- Credit: Archant
Schools around the Dunmow area have backed the world’s richest man Bill Gates in his bid to eradicate polio by 2018.
Pupils have been growing purple crocuses in a show of support for the aim and have been thanked for their efforts by Dunmow’s Rotary club.
Rotary initiated the campaign in 1985 when polio was endemic in 188 countries with 350,000 new cases reported.
Last year only 220 new cases in four countries – Afghanistan, Pakistan, Nigeria and Syria – were reported.
Dunmow rotarian Richard Harris paid a visit to pupils at Finchingfield Primary School to see the purple crocuses there. He, and the club as a whole, have thanked schools that have taken part and the children who worked hard to plant and grow their crocus, while also decorating their pots.
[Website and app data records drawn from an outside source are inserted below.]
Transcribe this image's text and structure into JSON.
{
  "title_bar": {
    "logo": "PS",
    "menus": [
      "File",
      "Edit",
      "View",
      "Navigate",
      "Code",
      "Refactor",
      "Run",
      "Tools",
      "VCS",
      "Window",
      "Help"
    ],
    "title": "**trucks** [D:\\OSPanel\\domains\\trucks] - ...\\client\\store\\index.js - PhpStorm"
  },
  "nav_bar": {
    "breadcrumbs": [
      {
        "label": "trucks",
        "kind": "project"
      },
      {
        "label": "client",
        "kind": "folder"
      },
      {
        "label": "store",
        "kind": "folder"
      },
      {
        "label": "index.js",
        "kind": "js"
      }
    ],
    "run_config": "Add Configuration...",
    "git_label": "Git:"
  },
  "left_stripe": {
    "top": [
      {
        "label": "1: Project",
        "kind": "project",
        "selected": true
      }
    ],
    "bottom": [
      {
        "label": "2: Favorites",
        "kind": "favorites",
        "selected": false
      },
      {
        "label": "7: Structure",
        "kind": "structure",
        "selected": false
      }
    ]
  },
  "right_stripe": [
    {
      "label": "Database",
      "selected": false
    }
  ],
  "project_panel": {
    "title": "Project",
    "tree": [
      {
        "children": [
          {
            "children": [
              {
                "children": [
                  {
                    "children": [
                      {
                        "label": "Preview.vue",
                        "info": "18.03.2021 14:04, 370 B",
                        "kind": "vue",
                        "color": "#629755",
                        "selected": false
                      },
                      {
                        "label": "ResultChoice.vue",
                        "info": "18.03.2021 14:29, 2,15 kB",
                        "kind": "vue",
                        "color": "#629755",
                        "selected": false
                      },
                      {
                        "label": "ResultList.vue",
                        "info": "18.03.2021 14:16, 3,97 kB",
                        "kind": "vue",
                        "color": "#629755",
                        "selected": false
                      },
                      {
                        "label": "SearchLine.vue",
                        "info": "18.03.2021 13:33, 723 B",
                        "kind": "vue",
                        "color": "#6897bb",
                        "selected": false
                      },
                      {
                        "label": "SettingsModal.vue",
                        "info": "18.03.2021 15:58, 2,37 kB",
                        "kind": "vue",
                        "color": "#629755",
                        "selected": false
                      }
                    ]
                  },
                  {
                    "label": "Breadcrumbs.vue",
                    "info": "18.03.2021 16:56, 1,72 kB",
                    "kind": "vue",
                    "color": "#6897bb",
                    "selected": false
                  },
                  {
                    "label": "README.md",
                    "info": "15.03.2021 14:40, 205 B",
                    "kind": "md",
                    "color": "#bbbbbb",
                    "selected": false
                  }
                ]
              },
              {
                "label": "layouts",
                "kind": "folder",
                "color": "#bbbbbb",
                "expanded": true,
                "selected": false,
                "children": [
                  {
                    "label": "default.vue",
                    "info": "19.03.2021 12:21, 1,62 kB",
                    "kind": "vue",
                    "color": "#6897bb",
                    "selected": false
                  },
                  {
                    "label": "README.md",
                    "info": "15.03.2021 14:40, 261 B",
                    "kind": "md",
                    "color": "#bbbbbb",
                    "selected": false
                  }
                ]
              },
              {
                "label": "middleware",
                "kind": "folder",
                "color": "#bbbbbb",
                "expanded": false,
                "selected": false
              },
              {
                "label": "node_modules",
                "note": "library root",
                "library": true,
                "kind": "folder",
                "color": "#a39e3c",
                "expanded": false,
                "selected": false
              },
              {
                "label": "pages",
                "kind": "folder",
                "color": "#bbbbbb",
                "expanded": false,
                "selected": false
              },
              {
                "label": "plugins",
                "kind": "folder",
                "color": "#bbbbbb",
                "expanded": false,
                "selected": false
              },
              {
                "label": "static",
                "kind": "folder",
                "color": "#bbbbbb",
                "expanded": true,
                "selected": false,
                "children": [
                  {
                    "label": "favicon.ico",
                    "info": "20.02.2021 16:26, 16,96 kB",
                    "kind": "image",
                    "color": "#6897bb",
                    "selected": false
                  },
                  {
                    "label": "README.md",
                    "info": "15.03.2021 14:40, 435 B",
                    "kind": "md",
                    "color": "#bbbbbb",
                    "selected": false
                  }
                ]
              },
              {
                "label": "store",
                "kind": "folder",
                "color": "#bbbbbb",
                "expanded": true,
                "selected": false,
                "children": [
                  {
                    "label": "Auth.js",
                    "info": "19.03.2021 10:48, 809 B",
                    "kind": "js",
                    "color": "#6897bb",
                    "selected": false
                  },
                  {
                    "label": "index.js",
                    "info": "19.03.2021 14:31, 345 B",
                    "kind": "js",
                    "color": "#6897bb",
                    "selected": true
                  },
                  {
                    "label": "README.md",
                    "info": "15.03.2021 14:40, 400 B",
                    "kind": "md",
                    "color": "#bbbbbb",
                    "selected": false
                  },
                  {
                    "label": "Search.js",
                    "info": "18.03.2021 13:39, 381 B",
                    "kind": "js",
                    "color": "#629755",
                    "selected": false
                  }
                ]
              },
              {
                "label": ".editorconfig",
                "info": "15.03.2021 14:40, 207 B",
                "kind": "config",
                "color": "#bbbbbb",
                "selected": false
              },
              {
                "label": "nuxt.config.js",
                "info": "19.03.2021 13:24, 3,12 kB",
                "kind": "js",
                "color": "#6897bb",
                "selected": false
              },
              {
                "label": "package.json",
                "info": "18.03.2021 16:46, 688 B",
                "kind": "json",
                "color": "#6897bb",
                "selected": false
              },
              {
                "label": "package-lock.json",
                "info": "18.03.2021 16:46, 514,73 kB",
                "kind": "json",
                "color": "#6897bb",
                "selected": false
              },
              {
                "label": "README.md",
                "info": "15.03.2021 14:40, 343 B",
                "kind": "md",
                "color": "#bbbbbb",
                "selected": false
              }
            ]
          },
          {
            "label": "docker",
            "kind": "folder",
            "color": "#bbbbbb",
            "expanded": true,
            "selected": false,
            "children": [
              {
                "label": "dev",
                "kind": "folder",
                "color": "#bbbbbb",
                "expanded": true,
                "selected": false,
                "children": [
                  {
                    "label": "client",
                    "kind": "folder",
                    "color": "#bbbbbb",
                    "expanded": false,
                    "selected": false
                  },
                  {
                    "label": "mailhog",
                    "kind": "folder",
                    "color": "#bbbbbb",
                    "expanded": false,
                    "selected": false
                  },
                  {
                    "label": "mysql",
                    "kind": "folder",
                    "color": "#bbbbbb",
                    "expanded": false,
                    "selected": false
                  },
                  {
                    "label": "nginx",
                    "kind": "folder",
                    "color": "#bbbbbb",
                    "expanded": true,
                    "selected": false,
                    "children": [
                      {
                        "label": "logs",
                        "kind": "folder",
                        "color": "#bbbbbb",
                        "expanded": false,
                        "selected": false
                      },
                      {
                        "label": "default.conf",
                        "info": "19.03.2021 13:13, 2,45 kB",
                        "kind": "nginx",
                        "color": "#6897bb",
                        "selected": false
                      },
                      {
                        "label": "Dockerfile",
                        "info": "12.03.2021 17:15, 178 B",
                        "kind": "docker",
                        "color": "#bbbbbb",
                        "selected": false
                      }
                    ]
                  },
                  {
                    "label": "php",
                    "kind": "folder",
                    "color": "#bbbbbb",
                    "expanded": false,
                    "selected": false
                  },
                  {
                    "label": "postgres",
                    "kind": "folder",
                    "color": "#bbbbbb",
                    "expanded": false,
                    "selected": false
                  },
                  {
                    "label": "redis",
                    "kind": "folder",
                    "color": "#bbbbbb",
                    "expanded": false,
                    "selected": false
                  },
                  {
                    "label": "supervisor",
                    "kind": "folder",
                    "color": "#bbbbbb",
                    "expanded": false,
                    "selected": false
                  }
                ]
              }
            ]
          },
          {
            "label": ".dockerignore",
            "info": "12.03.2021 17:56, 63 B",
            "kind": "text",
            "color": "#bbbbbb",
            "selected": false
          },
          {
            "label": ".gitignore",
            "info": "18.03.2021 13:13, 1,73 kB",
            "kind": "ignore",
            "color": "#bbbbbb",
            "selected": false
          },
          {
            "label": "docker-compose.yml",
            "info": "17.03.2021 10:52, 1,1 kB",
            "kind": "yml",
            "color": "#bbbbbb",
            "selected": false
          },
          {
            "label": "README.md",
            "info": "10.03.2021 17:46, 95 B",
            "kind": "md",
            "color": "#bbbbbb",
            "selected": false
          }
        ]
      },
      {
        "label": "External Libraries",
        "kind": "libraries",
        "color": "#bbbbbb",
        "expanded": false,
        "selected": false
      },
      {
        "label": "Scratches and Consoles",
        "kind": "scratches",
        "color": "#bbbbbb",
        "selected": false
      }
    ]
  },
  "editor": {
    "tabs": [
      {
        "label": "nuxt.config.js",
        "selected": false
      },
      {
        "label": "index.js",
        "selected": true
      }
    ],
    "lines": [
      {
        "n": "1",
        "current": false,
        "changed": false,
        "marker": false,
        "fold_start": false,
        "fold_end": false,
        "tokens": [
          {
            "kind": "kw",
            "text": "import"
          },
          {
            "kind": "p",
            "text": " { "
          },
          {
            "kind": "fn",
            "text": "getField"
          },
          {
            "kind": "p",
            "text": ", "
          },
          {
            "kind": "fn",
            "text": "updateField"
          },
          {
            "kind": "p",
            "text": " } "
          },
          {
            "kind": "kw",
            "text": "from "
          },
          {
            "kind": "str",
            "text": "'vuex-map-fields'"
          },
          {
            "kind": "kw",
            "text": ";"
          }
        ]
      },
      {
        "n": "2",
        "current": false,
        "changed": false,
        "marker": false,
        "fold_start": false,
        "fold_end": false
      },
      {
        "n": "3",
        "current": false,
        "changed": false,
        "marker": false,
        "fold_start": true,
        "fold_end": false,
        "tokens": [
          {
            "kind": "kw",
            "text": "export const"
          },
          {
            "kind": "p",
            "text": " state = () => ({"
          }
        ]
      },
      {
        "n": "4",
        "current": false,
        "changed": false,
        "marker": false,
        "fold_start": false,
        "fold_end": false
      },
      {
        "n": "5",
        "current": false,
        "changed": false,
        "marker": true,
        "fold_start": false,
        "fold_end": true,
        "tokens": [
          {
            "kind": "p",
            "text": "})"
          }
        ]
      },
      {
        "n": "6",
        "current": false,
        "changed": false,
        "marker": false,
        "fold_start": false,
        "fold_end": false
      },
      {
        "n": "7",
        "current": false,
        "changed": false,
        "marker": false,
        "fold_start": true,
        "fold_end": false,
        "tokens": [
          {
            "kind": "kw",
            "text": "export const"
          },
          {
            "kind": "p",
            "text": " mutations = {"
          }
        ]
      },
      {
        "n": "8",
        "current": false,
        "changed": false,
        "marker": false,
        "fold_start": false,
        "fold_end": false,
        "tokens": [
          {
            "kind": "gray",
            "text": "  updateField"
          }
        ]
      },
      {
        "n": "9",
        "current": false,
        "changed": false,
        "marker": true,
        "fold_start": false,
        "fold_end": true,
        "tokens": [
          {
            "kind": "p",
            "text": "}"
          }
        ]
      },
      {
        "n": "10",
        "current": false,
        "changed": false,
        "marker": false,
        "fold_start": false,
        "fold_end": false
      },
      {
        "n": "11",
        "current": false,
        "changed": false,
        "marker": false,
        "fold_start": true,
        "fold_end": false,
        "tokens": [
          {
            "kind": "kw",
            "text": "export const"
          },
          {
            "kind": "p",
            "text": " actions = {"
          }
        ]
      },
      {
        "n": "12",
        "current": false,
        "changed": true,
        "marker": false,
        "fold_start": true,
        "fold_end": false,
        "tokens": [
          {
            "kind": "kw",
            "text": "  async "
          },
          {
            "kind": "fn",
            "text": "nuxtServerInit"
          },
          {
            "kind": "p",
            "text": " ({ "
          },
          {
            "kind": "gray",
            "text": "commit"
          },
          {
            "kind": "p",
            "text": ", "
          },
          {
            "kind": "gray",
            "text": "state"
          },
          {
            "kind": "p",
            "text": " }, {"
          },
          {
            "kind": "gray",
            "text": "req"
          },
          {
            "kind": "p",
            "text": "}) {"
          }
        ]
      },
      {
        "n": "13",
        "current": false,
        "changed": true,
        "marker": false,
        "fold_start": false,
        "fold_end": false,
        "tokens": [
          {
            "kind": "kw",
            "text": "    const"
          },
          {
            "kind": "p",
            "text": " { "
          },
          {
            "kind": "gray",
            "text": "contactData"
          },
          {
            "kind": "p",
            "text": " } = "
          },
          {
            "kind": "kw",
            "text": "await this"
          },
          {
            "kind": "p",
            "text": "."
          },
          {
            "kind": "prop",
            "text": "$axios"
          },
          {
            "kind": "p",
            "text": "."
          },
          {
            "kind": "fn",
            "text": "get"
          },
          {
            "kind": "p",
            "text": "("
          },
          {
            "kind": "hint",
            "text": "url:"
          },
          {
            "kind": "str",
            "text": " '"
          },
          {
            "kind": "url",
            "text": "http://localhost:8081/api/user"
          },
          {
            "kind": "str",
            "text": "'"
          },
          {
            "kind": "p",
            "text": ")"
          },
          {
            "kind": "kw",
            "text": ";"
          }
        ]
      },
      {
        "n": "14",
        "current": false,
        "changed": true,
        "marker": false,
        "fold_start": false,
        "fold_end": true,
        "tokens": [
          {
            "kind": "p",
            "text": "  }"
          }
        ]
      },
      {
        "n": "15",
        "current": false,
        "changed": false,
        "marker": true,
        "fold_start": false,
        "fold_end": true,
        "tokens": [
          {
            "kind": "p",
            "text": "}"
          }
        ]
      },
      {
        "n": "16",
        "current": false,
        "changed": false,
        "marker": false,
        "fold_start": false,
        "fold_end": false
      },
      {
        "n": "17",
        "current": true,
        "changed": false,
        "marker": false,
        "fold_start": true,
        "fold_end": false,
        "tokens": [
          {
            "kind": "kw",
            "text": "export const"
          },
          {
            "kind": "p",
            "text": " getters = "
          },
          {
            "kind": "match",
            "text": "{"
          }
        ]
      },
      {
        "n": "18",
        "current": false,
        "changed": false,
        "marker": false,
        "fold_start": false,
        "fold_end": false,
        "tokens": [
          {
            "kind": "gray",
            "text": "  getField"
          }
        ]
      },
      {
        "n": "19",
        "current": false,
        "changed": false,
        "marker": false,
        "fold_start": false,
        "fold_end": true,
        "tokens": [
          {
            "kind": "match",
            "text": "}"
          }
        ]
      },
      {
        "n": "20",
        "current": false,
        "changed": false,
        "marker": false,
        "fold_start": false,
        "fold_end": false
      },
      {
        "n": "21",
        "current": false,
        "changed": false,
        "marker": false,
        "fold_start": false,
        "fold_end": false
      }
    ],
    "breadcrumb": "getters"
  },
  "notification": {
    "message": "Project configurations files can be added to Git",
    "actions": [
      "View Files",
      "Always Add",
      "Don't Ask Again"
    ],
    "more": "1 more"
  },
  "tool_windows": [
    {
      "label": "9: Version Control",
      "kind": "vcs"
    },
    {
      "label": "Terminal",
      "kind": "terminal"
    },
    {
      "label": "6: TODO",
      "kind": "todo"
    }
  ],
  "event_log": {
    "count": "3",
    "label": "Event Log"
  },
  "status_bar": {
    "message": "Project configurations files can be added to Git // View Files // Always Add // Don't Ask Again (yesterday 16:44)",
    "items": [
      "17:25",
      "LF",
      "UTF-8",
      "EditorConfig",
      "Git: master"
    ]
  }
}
You may also want to watch:
Now that they have grown their crocus and know more about the campaign the children are selling silk crocus broaches to raise money.
Microsoft billionaire, Bill Gates, has also pledged support to the Rotary cause through his and wife Melinda’s Foundation. Every pound Rotary raises is now matched by two pounds from the Gates’ foundation.
- 1 Cows rescued after A120 collision
- 2 In pictures: Fun at the 2021 Great Dunmow Teddy Bears' picnic
- 3 In pictures: Post box knitting celebrates Tokyo 2020 Olympics and Tom Daley
- 4 Jobs boost for community as Dunmow's Caremark sees demand surge
- 5 Disabled resident compensated after Uttlesford council 'fault'
- 6 Stansted Airport's summer getaway flight figures
- 7 Thieves swap elderly hospital patient’s ‘precious’ rings with tin bands
- 8 Former Tring Athletic boss Kevin Christou named as new manager at Dunmow Town
- 9 Braintree council installs further electric vehicle charging points
- 10 Revealed: The progress made so far to create a new business park
Every child at risk, who is immunised, has a finger dipped in purple dye so that the immunisation teams know who to target next. The campaign is often referred to as The Purple Pinkie programme.